(ASSIGNED TASK)
Return every line below in which "JSON" appears.

(THE DATA)
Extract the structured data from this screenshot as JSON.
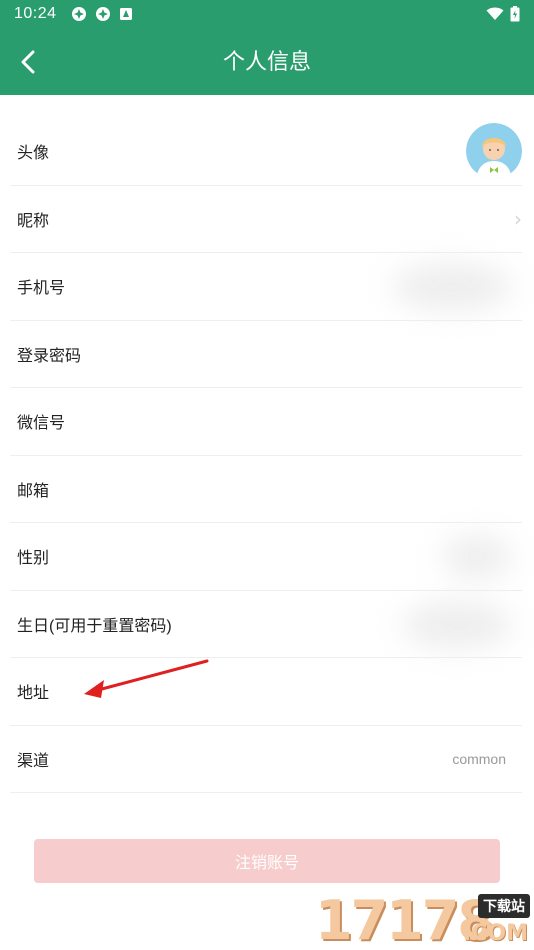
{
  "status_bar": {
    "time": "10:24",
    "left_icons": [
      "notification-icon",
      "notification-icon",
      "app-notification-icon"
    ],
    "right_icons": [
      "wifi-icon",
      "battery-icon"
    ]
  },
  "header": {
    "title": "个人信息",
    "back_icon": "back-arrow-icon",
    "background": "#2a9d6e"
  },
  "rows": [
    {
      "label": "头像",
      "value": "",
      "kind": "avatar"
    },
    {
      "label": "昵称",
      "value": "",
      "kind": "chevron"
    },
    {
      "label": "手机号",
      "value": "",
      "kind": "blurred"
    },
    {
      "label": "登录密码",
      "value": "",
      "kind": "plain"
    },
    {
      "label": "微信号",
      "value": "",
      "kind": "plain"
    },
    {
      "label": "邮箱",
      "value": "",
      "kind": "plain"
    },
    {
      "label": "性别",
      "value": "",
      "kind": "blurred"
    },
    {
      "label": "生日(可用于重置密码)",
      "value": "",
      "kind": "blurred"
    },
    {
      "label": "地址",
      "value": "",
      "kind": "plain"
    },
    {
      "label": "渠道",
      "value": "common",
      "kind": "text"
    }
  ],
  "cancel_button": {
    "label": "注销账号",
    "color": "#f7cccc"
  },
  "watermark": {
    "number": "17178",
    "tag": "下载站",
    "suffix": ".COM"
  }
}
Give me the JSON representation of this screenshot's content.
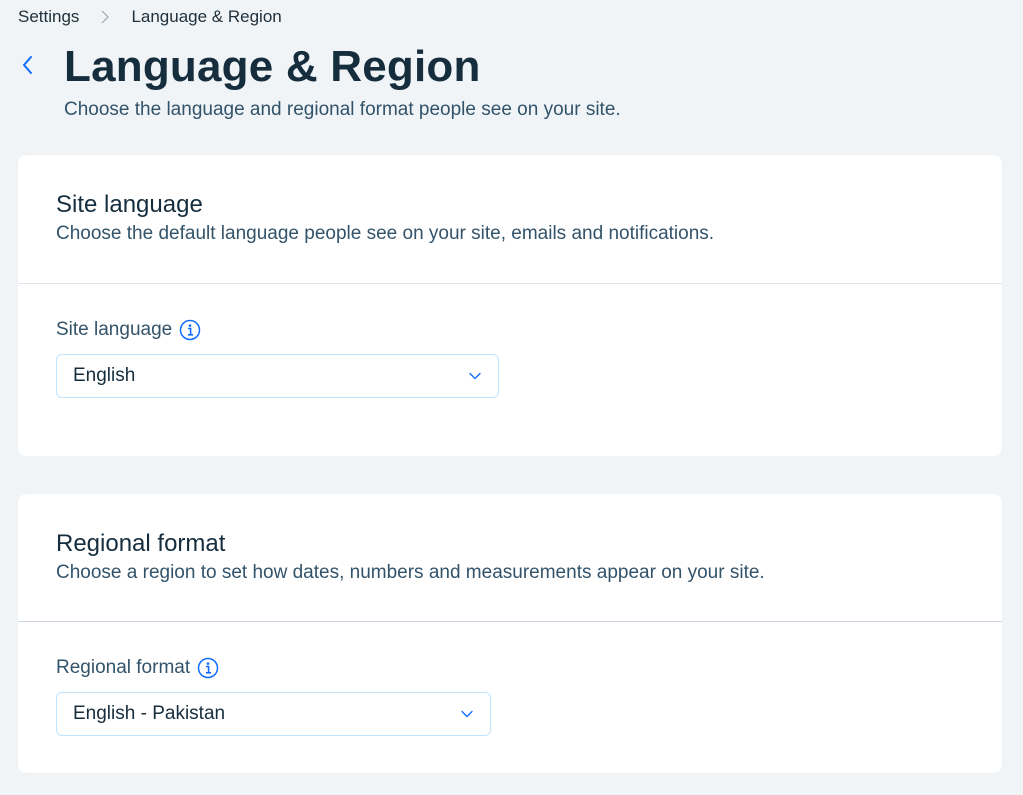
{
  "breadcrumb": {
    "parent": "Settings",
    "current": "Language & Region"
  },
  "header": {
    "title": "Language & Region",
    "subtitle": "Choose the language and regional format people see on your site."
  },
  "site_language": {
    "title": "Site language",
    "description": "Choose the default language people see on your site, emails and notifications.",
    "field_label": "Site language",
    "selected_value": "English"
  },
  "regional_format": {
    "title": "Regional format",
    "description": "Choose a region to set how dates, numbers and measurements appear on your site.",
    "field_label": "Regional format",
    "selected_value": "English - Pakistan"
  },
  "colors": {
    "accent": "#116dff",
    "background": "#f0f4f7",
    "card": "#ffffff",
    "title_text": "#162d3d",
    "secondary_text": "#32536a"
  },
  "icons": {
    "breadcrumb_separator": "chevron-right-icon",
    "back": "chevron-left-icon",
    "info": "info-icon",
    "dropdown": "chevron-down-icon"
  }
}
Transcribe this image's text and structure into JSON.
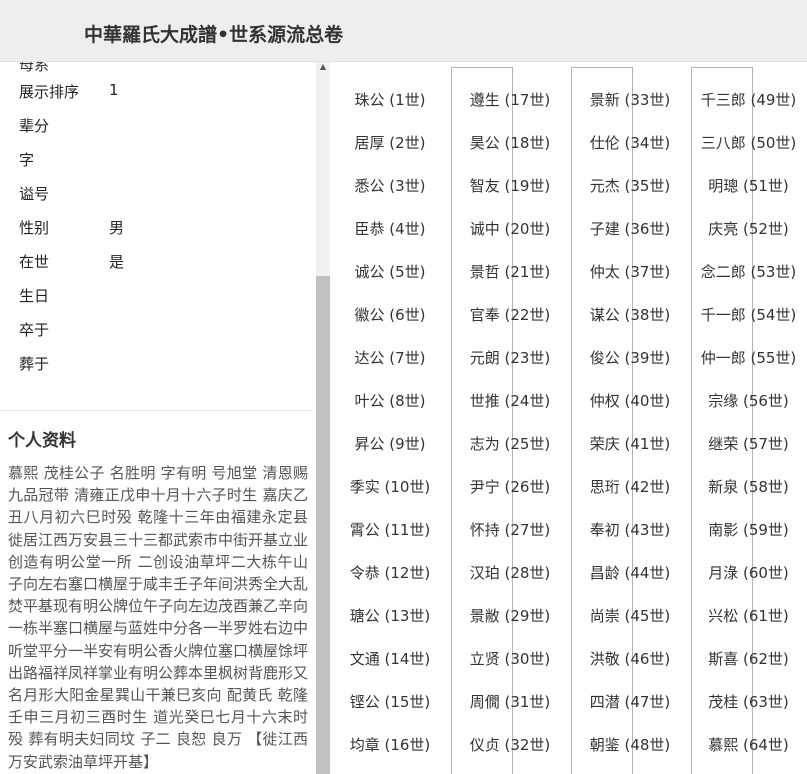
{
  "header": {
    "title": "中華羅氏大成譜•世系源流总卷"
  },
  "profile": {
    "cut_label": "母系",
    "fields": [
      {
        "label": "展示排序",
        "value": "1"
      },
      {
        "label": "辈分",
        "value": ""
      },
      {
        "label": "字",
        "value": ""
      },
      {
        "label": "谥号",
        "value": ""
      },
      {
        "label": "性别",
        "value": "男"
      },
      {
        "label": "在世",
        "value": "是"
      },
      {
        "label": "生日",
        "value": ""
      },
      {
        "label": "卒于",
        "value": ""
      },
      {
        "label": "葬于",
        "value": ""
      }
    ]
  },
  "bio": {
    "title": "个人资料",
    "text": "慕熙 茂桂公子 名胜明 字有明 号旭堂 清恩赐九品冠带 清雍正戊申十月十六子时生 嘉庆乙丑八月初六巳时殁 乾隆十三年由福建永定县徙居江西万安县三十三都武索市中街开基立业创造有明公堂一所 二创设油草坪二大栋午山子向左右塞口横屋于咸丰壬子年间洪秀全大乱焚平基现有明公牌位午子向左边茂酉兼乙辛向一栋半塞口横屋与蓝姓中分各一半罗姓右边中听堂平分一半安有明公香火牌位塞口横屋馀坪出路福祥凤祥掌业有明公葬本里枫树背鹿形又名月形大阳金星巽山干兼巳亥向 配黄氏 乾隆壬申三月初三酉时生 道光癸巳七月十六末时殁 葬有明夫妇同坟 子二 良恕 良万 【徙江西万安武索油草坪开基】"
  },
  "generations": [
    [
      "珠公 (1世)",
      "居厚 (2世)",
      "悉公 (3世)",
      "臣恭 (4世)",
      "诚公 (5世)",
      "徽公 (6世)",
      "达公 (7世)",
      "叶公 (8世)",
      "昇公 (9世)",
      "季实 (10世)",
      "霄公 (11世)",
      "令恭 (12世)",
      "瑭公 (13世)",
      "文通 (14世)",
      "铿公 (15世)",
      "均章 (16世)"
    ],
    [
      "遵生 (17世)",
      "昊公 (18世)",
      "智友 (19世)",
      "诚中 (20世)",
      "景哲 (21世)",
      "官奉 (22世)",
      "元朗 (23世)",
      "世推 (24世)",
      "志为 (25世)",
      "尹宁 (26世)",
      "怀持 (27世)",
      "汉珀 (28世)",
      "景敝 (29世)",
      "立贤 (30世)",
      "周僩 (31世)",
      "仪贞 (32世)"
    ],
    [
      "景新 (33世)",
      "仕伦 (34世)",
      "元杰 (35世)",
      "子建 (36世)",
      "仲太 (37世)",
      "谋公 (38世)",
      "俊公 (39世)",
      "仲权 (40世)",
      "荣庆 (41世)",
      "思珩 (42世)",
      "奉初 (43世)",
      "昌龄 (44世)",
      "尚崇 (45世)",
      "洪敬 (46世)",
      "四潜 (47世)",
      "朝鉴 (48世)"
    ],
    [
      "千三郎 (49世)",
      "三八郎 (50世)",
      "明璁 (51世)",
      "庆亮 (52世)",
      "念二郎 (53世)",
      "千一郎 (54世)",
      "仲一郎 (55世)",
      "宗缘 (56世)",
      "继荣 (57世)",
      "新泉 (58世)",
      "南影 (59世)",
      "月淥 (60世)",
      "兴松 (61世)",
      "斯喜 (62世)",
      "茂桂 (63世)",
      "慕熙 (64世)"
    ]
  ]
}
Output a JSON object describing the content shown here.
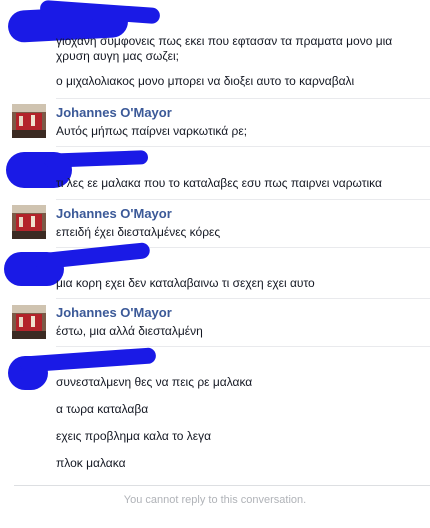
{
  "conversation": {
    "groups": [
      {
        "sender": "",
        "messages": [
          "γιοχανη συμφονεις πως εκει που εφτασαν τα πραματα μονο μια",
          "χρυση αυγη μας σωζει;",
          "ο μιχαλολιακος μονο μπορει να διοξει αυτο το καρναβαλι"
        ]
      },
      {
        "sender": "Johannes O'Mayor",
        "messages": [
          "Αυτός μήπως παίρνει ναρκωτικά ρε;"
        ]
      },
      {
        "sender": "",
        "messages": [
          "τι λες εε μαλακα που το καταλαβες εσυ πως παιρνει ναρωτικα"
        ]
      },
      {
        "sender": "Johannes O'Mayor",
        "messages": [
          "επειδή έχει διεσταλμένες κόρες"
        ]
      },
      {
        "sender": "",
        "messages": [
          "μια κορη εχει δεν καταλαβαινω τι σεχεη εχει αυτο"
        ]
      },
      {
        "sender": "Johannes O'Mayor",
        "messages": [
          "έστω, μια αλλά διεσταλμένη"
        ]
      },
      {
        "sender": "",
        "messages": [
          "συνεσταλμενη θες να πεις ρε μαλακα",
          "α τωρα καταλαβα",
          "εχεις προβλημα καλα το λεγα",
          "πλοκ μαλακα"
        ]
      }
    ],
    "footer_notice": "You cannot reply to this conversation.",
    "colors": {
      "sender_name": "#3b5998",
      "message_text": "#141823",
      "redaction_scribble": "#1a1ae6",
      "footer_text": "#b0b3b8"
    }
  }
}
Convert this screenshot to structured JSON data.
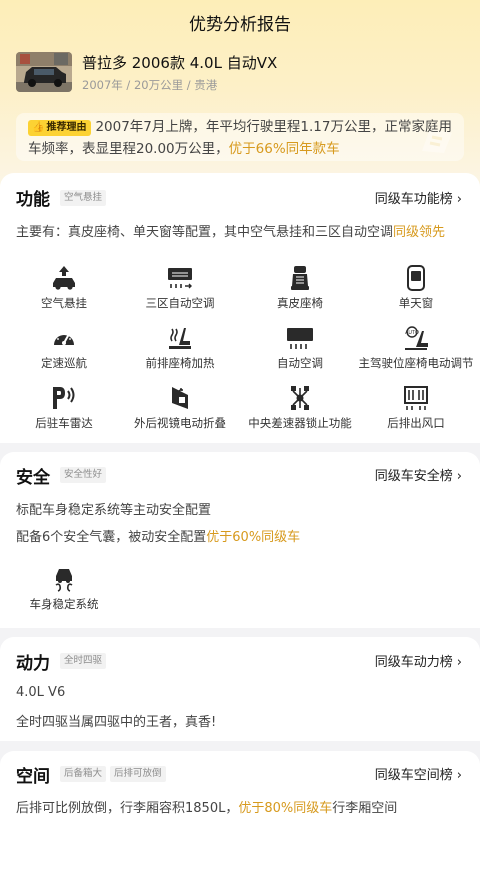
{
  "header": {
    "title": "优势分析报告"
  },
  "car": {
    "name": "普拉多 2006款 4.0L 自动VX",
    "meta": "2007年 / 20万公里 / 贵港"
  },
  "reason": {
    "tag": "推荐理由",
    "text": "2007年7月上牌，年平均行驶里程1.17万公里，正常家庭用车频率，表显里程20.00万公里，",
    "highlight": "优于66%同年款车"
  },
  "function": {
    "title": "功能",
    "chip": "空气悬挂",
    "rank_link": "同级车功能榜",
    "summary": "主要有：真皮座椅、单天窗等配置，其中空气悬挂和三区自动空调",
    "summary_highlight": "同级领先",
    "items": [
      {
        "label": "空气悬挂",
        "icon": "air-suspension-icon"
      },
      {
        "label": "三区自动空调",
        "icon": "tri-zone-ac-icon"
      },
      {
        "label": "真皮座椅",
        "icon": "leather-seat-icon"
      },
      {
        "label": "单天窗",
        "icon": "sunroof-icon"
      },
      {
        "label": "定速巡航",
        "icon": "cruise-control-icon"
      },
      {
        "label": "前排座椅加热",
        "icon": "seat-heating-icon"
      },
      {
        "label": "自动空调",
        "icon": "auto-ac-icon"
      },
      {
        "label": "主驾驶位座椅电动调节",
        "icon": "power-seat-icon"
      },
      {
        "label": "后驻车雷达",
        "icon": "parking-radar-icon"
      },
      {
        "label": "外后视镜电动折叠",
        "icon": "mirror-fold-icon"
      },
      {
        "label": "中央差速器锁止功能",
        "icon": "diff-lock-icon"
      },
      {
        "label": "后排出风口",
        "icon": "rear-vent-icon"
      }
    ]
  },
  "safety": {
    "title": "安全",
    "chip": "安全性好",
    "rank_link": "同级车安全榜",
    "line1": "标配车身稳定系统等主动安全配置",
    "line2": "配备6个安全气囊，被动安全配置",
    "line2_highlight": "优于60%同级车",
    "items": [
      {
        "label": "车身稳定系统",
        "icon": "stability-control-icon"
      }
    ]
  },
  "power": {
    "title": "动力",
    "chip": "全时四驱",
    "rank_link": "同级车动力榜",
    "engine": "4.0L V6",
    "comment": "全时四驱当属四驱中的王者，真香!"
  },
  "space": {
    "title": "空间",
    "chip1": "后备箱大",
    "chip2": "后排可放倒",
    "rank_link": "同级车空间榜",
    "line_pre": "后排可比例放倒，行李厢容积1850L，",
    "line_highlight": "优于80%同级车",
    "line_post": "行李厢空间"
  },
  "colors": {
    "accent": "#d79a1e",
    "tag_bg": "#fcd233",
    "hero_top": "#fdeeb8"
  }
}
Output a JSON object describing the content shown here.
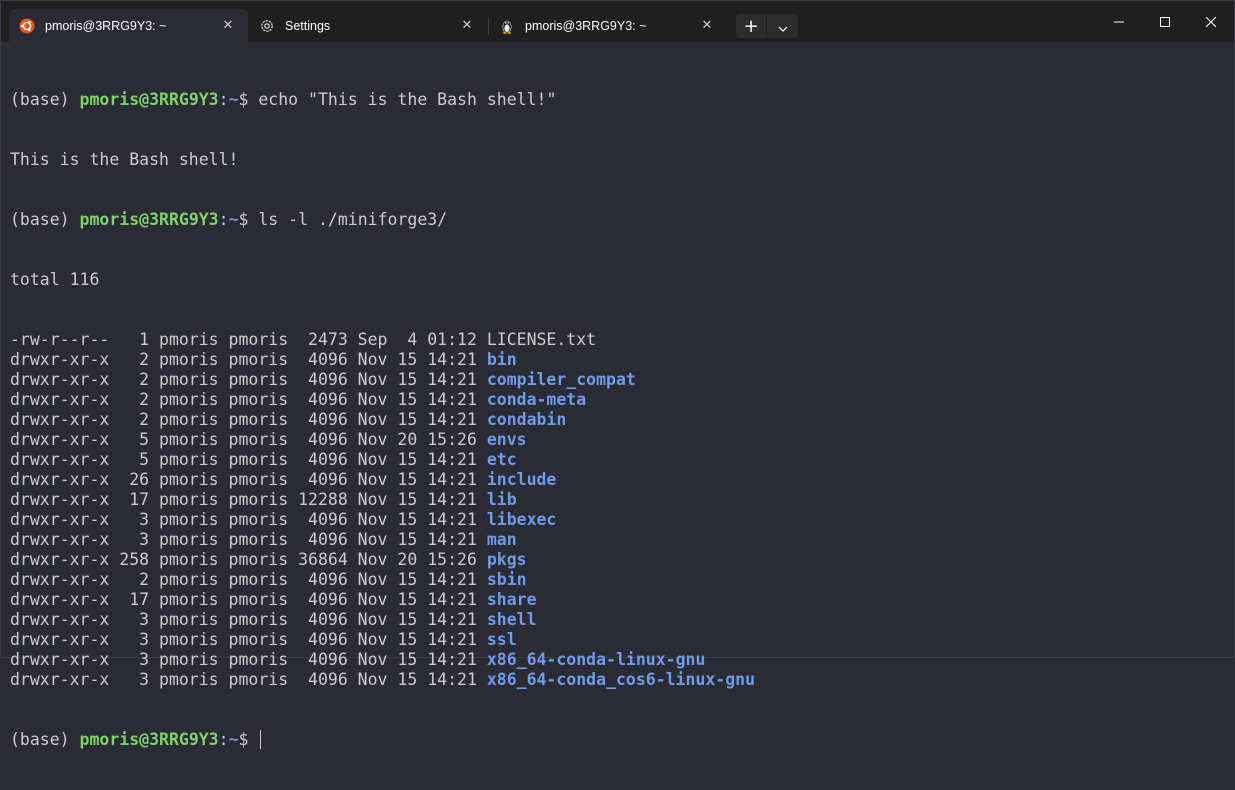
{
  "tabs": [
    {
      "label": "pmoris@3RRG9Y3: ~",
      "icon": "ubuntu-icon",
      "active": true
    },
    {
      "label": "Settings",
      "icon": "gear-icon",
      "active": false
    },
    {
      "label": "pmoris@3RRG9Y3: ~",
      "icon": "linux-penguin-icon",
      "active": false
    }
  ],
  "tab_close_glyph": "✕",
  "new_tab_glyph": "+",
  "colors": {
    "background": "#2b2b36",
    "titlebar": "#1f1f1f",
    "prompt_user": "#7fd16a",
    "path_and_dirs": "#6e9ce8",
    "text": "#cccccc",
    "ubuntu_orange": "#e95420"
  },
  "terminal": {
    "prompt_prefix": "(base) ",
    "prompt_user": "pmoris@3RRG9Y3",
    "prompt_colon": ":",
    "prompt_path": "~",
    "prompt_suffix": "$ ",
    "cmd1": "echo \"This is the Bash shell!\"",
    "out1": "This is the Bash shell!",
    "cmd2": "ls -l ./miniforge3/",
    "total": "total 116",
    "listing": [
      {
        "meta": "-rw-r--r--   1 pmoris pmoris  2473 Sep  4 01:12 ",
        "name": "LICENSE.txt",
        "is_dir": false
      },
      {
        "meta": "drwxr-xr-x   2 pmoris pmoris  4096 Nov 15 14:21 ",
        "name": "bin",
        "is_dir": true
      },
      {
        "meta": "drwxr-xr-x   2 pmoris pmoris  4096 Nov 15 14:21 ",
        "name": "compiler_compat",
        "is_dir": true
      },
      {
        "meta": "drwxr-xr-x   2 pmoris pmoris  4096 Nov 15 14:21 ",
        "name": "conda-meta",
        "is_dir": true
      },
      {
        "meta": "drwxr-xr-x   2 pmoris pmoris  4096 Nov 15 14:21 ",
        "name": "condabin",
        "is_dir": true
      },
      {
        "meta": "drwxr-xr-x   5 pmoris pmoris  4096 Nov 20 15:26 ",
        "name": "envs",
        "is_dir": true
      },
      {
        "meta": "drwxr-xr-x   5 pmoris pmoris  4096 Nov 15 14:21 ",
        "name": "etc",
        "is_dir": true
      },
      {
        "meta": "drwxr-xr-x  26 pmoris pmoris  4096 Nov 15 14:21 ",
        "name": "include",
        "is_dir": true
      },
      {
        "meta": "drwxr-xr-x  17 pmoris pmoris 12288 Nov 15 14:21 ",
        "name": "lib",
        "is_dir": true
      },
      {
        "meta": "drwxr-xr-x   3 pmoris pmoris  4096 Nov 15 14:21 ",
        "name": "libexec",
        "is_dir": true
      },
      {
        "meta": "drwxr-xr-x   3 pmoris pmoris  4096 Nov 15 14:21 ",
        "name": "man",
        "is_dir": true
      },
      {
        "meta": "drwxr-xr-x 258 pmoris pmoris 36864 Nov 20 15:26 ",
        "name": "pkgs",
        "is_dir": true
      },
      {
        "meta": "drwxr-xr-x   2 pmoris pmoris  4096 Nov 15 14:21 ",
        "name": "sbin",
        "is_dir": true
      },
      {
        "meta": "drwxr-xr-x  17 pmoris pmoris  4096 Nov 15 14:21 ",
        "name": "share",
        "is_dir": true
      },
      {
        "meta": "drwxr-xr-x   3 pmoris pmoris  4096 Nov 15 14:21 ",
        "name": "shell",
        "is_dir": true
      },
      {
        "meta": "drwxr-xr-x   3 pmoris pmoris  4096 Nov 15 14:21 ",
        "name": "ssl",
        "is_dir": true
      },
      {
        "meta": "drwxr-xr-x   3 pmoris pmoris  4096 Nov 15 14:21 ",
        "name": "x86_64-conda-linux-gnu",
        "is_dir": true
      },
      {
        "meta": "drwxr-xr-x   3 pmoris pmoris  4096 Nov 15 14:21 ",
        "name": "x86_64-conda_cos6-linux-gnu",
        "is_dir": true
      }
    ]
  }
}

(REPLY TO THE TASK)
Extract the structured data from this screenshot as JSON.
Give me the JSON representation of this screenshot's content.
Transcribe this image's text and structure into JSON.
Output a JSON object describing the content shown here.
Convert this screenshot to structured JSON data.
Output a JSON object describing the content shown here.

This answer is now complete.